This season is the birthday of the world, the birthday of humanity, the birthday of when we were given our first responsibility: protect the land. What fingerprints do we want to leave on the world when we are no longer here? How will we assure a beautiful world for our future generations?
But the shofar is simultaneously saying something else. “If I am not for myself, who will be? And when I am for myself, what am I? And if not now, then when?” Pirkei Avot 1:14
The shofar reminds us that it’s not just what we believe, or even what we say, but it’s our actions that truly activate the transformation. We can’t sit back as bystanders, watching the future come to be before our eyes. “If not now when”— we must take action. It’s the essence of action that renews our soul on Yom Kippur. Teshuva, tefillah and tzedakah — the power to cleanse our soul is through these three actions. Teshuva is returning, tefillah is prayer, and tzedakah is charity.
Why is Yom Kippur my favorite holiday? How blessed are we to have a day with an inherent power to cleanse my soul, bring me back to my true purpose in life, and let me start fresh.

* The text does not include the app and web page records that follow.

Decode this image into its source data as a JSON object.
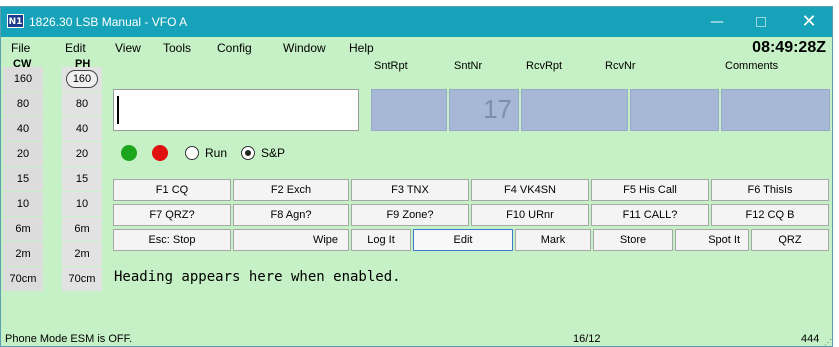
{
  "window": {
    "title": "1826.30 LSB Manual - VFO A",
    "icon_text": "N1",
    "controls": {
      "minimize": "—",
      "maximize": "",
      "close": "✕"
    }
  },
  "menu": [
    "File",
    "Edit",
    "View",
    "Tools",
    "Config",
    "Window",
    "Help"
  ],
  "clock": "08:49:28Z",
  "band_columns": {
    "cw_header": "CW",
    "ph_header": "PH"
  },
  "bands": [
    "160",
    "80",
    "40",
    "20",
    "15",
    "10",
    "6m",
    "2m",
    "70cm"
  ],
  "selected_band": {
    "column": "PH",
    "band": "160"
  },
  "entry": {
    "callsign": "",
    "field_headers": [
      "SntRpt",
      "SntNr",
      "RcvRpt",
      "RcvNr",
      "Comments"
    ],
    "field_values": [
      "",
      "17",
      "",
      "",
      ""
    ]
  },
  "indicators": {
    "led_left": "green",
    "led_right": "red"
  },
  "mode": {
    "options": [
      "Run",
      "S&P"
    ],
    "selected": "S&P"
  },
  "fkeys_row1": [
    "F1 CQ",
    "F2 Exch",
    "F3 TNX",
    "F4 VK4SN",
    "F5 His Call",
    "F6 ThisIs"
  ],
  "fkeys_row2": [
    "F7 QRZ?",
    "F8 Agn?",
    "F9 Zone?",
    "F10 URnr",
    "F11 CALL?",
    "F12 CQ B"
  ],
  "action_buttons": [
    "Esc: Stop",
    "Wipe",
    "Log It",
    "Edit",
    "Mark",
    "Store",
    "Spot It",
    "QRZ"
  ],
  "focused_button": "Edit",
  "heading_text": "Heading appears here when enabled.",
  "status": {
    "left": "Phone Mode ESM is OFF.",
    "middle": "16/12",
    "right": "444"
  },
  "colors": {
    "titlebar": "#16a2b8",
    "window_bg": "#c6f0c6",
    "exchange_field": "#a7b7d6",
    "led_green": "#1aa51a",
    "led_red": "#e01010"
  }
}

If someone performs one mitzvah, they tip the balance and that of the entire world to the side of merit and bring deliverance and salvation to themselves and others. This is implied in Proverbs.
Let’s do teshuva together, bringing awareness to our responsibilities to ourselves, to those around us, to our world today, and to the future. Let’s bring ourselves to action, remembering that whether we have an influence on just one person, or thousands, we are in the process of cultivating the future – we must take action to assure our values live on. What action will you take this new year to assure the fingerprint you’re leaving on the world is one you are proud of?